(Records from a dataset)
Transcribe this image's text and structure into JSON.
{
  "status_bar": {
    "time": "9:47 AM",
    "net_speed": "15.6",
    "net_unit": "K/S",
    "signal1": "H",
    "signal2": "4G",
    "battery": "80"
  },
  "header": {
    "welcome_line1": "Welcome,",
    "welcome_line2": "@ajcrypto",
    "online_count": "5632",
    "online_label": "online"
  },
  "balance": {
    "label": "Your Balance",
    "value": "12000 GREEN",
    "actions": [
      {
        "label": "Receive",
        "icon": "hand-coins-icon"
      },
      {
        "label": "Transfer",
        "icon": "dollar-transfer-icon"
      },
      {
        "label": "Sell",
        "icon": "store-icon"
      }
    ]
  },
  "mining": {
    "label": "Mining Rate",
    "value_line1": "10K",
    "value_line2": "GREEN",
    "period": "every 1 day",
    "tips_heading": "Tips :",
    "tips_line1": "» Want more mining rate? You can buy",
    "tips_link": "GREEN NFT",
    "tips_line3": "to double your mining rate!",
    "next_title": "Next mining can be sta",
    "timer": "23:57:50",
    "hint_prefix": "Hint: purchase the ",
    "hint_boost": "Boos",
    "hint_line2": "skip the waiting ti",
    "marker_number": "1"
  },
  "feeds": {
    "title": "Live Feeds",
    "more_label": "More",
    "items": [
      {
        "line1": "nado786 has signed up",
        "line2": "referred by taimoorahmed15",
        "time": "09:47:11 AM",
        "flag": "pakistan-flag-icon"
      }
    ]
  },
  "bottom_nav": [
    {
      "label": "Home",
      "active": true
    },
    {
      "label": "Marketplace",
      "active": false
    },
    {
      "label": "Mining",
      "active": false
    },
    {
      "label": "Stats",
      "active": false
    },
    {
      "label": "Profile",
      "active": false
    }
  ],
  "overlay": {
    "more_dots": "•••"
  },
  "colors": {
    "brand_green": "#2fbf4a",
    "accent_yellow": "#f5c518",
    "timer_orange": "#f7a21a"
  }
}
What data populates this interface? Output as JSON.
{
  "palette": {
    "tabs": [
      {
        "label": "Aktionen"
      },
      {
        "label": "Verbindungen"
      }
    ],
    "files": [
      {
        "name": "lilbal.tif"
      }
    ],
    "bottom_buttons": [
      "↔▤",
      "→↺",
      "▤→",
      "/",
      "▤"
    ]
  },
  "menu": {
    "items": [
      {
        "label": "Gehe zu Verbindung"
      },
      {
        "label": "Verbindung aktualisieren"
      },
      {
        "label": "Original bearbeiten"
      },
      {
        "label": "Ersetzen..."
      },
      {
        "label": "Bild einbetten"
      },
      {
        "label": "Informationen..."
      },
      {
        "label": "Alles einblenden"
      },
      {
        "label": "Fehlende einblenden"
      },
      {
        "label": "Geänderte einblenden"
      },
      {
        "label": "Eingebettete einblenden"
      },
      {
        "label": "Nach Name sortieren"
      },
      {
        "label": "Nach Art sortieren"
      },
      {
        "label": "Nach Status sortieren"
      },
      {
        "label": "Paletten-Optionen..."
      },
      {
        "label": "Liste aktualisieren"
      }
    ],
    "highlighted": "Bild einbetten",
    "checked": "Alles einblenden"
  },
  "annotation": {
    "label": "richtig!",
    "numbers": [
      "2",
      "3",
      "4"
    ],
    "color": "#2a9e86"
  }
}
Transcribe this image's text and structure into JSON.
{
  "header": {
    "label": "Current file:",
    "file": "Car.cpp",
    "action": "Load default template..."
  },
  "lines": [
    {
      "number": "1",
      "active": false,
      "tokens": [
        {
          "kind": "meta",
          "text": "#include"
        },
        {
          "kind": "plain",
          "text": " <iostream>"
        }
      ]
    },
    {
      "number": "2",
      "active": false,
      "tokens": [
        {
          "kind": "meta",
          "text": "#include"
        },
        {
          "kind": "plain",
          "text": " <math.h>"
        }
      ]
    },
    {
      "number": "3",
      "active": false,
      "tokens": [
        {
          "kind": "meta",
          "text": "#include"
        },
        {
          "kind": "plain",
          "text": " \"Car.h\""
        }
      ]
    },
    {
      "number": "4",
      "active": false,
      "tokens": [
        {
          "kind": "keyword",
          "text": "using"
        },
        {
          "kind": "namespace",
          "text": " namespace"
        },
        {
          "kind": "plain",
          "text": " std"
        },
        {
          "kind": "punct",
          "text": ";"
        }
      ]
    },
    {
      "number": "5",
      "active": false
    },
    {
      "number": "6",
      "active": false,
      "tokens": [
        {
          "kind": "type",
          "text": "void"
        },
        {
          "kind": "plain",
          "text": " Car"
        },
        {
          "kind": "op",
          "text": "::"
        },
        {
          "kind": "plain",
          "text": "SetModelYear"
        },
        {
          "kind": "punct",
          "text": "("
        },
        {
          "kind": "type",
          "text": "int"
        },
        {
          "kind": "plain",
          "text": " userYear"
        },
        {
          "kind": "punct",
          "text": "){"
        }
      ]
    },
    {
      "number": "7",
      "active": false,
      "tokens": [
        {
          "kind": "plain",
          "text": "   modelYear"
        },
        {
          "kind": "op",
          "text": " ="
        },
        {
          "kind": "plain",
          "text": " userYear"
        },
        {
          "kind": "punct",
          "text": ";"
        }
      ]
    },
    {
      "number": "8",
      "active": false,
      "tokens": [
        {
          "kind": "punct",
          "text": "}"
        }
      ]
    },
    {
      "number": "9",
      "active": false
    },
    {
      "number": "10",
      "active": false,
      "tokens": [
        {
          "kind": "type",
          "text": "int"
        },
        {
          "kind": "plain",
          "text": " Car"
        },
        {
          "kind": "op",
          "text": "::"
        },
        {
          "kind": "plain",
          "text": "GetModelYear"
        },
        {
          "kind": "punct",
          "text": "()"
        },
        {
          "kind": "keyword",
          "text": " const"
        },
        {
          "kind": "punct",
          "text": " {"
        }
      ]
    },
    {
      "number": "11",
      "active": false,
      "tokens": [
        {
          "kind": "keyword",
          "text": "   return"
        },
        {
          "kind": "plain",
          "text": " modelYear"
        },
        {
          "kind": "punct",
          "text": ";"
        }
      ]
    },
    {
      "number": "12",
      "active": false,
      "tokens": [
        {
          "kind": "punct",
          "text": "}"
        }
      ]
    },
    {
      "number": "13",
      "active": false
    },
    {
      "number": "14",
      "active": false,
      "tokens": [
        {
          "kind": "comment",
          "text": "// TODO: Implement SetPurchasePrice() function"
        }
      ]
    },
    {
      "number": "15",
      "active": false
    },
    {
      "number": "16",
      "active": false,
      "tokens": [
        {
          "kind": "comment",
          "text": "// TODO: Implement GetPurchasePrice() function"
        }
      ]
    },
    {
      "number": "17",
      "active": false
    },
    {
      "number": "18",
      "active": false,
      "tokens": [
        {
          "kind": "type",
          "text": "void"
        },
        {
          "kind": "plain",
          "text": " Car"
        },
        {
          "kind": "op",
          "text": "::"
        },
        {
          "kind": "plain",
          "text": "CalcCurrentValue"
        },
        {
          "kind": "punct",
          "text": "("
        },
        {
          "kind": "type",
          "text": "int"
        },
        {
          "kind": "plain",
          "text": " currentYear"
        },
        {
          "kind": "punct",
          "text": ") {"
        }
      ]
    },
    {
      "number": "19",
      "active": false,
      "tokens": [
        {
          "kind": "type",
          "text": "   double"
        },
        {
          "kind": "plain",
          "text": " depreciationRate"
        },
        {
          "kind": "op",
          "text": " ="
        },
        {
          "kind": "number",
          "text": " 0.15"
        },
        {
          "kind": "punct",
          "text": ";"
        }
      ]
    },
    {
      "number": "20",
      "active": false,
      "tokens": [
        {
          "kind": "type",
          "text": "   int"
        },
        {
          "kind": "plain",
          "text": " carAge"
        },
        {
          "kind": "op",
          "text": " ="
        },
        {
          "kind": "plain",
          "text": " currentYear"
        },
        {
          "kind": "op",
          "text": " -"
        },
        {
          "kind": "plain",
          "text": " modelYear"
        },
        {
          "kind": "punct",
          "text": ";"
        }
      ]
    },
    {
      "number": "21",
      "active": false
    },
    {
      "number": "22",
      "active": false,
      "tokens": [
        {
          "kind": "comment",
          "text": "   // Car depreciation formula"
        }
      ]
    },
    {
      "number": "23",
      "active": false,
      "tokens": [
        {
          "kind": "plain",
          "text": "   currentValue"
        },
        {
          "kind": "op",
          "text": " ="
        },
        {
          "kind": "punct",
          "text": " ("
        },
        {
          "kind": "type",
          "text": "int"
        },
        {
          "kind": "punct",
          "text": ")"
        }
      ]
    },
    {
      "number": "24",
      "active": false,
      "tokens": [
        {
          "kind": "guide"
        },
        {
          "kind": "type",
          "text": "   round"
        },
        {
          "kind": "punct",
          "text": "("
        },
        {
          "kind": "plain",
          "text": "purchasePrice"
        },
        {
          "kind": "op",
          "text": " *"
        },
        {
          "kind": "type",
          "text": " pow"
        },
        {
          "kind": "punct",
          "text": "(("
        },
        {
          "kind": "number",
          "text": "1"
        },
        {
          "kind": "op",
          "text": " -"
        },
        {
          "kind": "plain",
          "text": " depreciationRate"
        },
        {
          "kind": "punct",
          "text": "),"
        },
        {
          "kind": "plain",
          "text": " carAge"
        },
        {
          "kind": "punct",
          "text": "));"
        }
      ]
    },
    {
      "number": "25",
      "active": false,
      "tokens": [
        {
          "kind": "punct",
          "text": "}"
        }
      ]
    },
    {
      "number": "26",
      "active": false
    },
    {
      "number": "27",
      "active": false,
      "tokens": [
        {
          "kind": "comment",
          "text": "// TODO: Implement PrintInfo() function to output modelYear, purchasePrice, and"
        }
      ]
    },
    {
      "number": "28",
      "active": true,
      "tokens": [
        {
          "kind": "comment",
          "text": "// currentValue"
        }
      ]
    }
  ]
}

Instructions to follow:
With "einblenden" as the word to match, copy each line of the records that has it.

Solution for this problem:
        "label": "Alles einblenden"
        "label": "Fehlende einblenden"
        "label": "Geänderte einblenden"
        "label": "Eingebettete einblenden"
    "checked": "Alles einblenden"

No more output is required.